The most popular solution for deficit reduction on Daily Kos seems to be raising taxes. Yet even if taxes had gone up in the fashion upon which President Obama campaigned, the increase in revenues would not have been enough to cover even 90 days of spending. Additionally, as Walter Williams noted in a column last year, taxing the so-called “rich” at 100% wouldn’t even come close to funding one year’s worth of federal spending:
Households earning $250,000 and above account for 25 percent, or $1.97 trillion, of the nearly $8 trillion of total household income.
If Congress imposed a 100 percent tax, taking all earnings above $250,000 per year, it would bring in about $1.9 trillion.
That would keep Washington running for 190 days, but there’s a problem because there are 175 more days left in the year.
The profits of the Fortune 500 richest companies come to $400 billion. That would keep the government running for another 40 days, to mid-July.
America has 400 billionaires with a combined net worth of $1.3 trillion. If Congress fleeced them of their assets, stocks, bonds, yachts, airplanes, mansions and jewelry, it would get us to at least late fall.
The fact of the matter is there are not enough rich people to come anywhere close to satisfying Congress’ voracious spending appetite.
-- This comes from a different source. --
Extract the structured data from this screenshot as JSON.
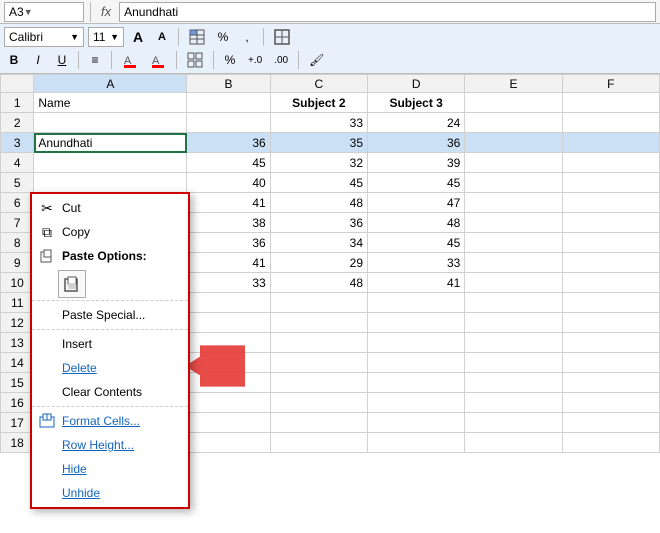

It is the admirable, if unaffordable and unattainable, goal of McCarter and many of her fellow proponents of Big Government to have the federal government expand its size and cost for the benefit of the American people. Right now, though, the federal government has expanded beyond its constitutional limits, and far beyond the limits of affordability. If McCarter wants Social Security and Medicare protected for generations to come, she ought to praise those Democrats who are willing and able to work with Republicans to reform those programs. Without reforms, they are going to collapse before this year’s retirees reach their full life span. With reforms, they may be able to provide at least some assistance to those who have paid into them for decades.